BM: How has book criticism changed in the age of social media?
DC: Well, I’ve only been a critic in the age of social media, but speaking from a reader’s perspective, I’ll say that some changes I’ve witnessed have been hugely positive and others… less so. I love that Twitter opens up means of critical communication to people far outside the establishment; conversations around representation and genre bias have been forced because smart voices have been able to challenge entrenched ways of thinking. I’ve come of age as a critic with this evolution happening, and it’s been exciting both to watch and to learn from.
But I also find that what social media does generally is very true of book criticism as well: It tends to limit the conversation to sharp, extreme opinions, leaving little room for nuance. This is true of debates on social platforms, which frequently get ugly and unproductive, as well as of the way reviews themselves are treated. Raves and pans are easier to digest, share, and click on than criticism that isn’t so clear-cut—that makes you think but that also might enhance the way you encounter and mull over a given book. My favorite kind of critical writing is that which is deeply engaged but also unafraid to be conflicted, contradictory, and measured. There’s simply less room for that right now. Also: I’m not a social media person—I scroll through Twitter and post my and others’ work, but that’s about it—and so my relationship to my criticism is mostly unaffected by whatever’s going on online. And like most critics, I really try to avoid other’s opinions on a given work until I’ve made up my own.

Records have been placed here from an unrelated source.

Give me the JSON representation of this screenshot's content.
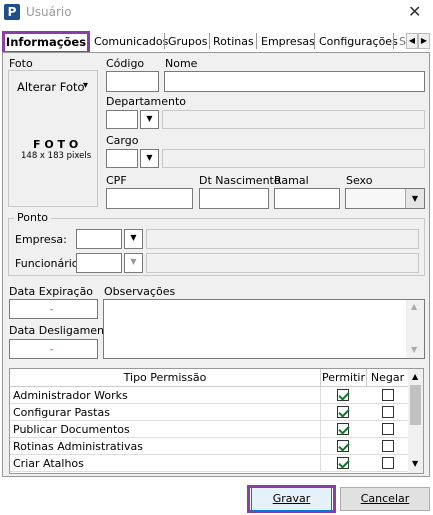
{
  "window": {
    "title": "Usuário",
    "icon_letter": "P",
    "close_glyph": "✕"
  },
  "tabs": [
    "Informações",
    "Comunicados",
    "Grupos",
    "Rotinas",
    "Empresas",
    "Configurações",
    "S"
  ],
  "foto": {
    "label": "Foto",
    "alterar": "Alterar Foto",
    "alterar_arrow": "▾",
    "title": "F O T O",
    "size": "148 x 183 pixels"
  },
  "fields": {
    "codigo": "Código",
    "nome": "Nome",
    "departamento": "Departamento",
    "cargo": "Cargo",
    "cpf": "CPF",
    "dt_nascimento": "Dt Nascimento",
    "ramal": "Ramal",
    "sexo": "Sexo"
  },
  "ponto": {
    "title": "Ponto",
    "empresa": "Empresa:",
    "funcionario": "Funcionário:"
  },
  "dates": {
    "expiracao": "Data Expiração",
    "desligamento": "Data Desligamento",
    "date_mark": "-"
  },
  "observacoes": "Observações",
  "grid": {
    "headers": [
      "Tipo Permissão",
      "Permitir",
      "Negar"
    ],
    "rows": [
      {
        "tipo": "Administrador Works",
        "permitir": true,
        "negar": false
      },
      {
        "tipo": "Configurar Pastas",
        "permitir": true,
        "negar": false
      },
      {
        "tipo": "Publicar Documentos",
        "permitir": true,
        "negar": false
      },
      {
        "tipo": "Rotinas Administrativas",
        "permitir": true,
        "negar": false
      },
      {
        "tipo": "Criar Atalhos",
        "permitir": true,
        "negar": false
      }
    ]
  },
  "buttons": {
    "gravar": "Gravar",
    "cancelar": "Cancelar"
  },
  "arrows": {
    "down": "▼",
    "up": "▲",
    "left": "◀",
    "right": "▶"
  },
  "colors": {
    "highlight": "#8b3fa6",
    "check": "#0a7a28"
  }
}
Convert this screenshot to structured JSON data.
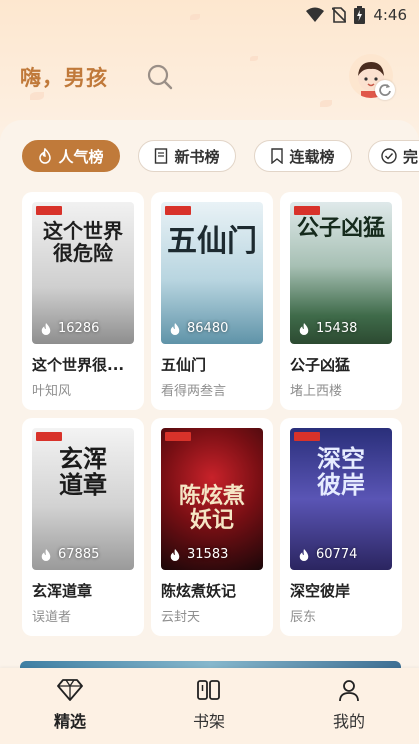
{
  "status_bar": {
    "time": "4:46"
  },
  "header": {
    "greeting": "嗨，男孩"
  },
  "tabs": [
    {
      "label": "人气榜",
      "active": true
    },
    {
      "label": "新书榜"
    },
    {
      "label": "连载榜"
    },
    {
      "label": "完"
    }
  ],
  "books": [
    {
      "title": "这个世界很...",
      "author": "叶知风",
      "heat": "16286",
      "cover_text": "这个世界很危险"
    },
    {
      "title": "五仙门",
      "author": "看得两叁言",
      "heat": "86480",
      "cover_text": "五仙门"
    },
    {
      "title": "公子凶猛",
      "author": "堵上西楼",
      "heat": "15438",
      "cover_text": "公子凶猛"
    },
    {
      "title": "玄浑道章",
      "author": "误道者",
      "heat": "67885",
      "cover_text": "玄浑道章"
    },
    {
      "title": "陈炫煮妖记",
      "author": "云封天",
      "heat": "31583",
      "cover_text": "陈炫煮妖记"
    },
    {
      "title": "深空彼岸",
      "author": "辰东",
      "heat": "60774",
      "cover_text": "深空彼岸"
    }
  ],
  "bottom_nav": [
    {
      "label": "精选",
      "icon": "diamond-icon",
      "active": true
    },
    {
      "label": "书架",
      "icon": "bookshelf-icon"
    },
    {
      "label": "我的",
      "icon": "profile-icon"
    }
  ],
  "colors": {
    "accent": "#c07a3a",
    "background": "#fbf3ea"
  }
}
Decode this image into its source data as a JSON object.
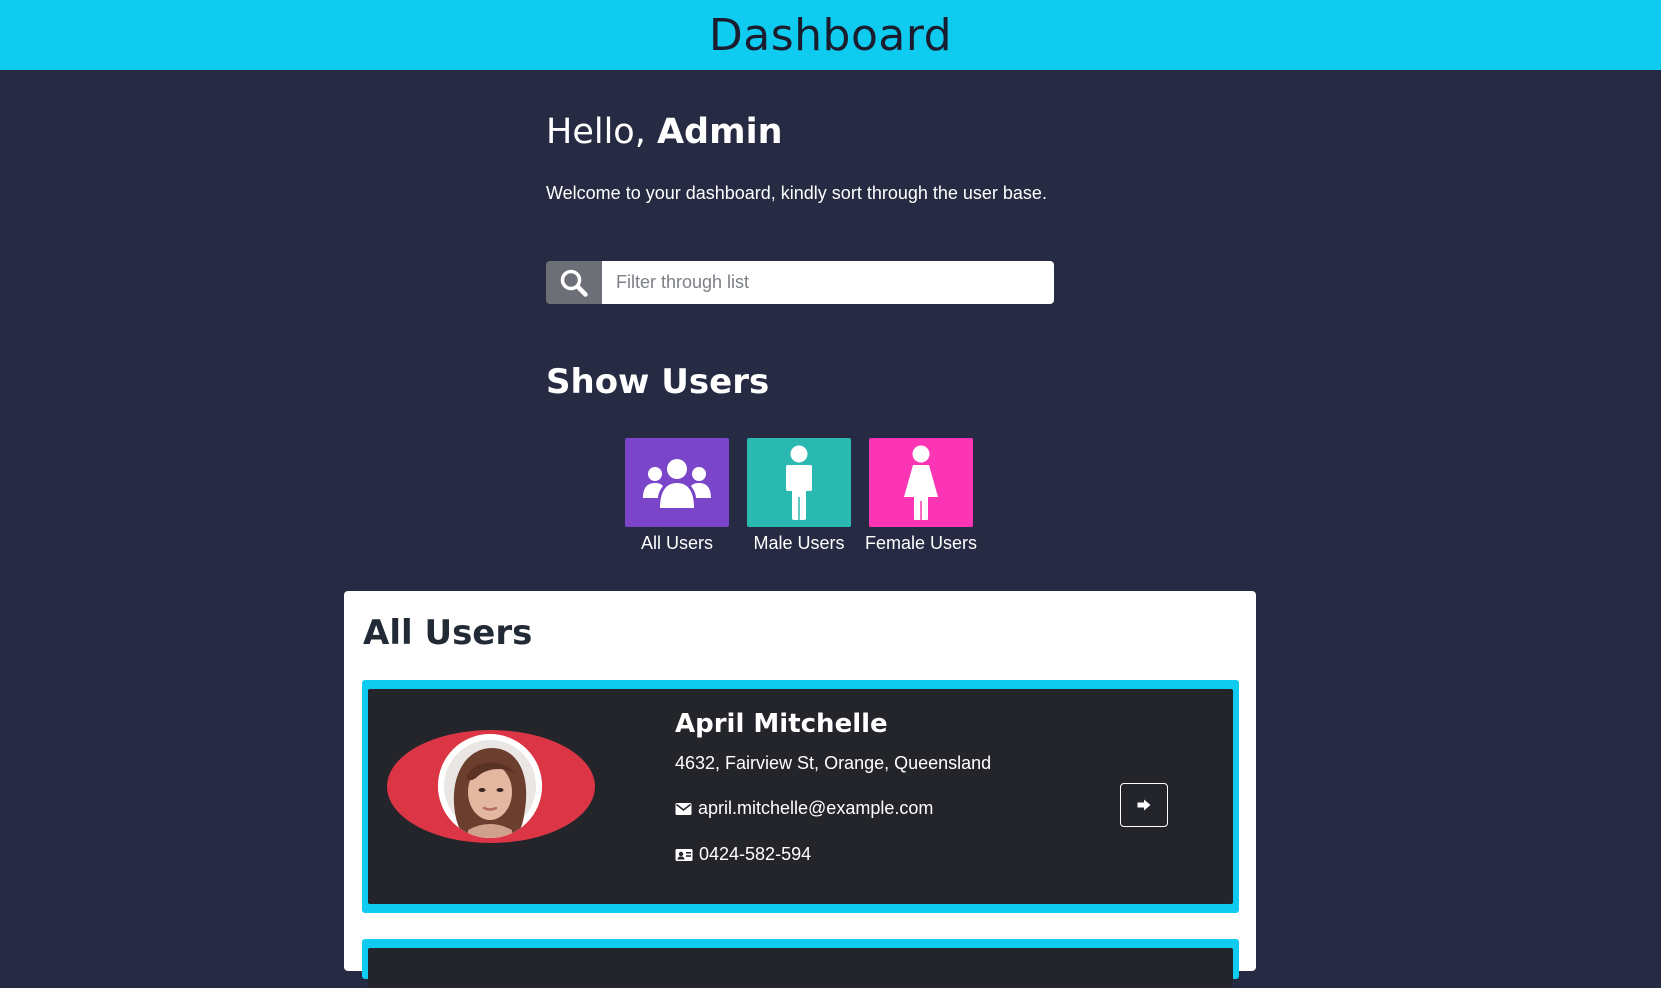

BM: What critic working today do you most enjoy reading?
Before narrowing my criteria down to book critics, I’ll throw out a few (of many) who I’ve read for years and have made huge impressions on me as a reader, viewer, and writer: Wesley Morris of The New York Times; Emily Nussbaum of The New Yorker; and my colleague Leah Greenblatt of EW, a brilliant critic who I might have chosen here were there not the in-house bias factor.
Otherwise the choice for me is an easy one: Laura Miller. Her Slate and New Yorker pieces are everything I want from a critic. They’re well-informed, bracingly opinionated in a way that feels earned and considered, and rich with fascinating insights that often complicate, in the best way, how she reviews a work. I’ve read her since she was at Salon, where she’d often tackle nonfiction on big subjects to dig into issues seemingly outside the realm of books criticism, and it changed the way I viewed the form. She also has that rare, vital ability to write authoritatively both on niche literary topics and on more commercial, broadly cultural trends in publishing. To pick one recent example, her column on 2017 best-sellers is a must-read.
David Canfield writes book criticism and features for Entertainment Weekly. He’s previously written regularly for Slate, Vulture, and IndieWire. You can follow him on Twitter @davidcanfield97.
Previous entires in this series:
Alex Reisner explores Book3, the database Meta uses to train generative-AI, and finds Shakespeare, Bukowski, and How to Housebreak Your Dog in 7 Days (among others).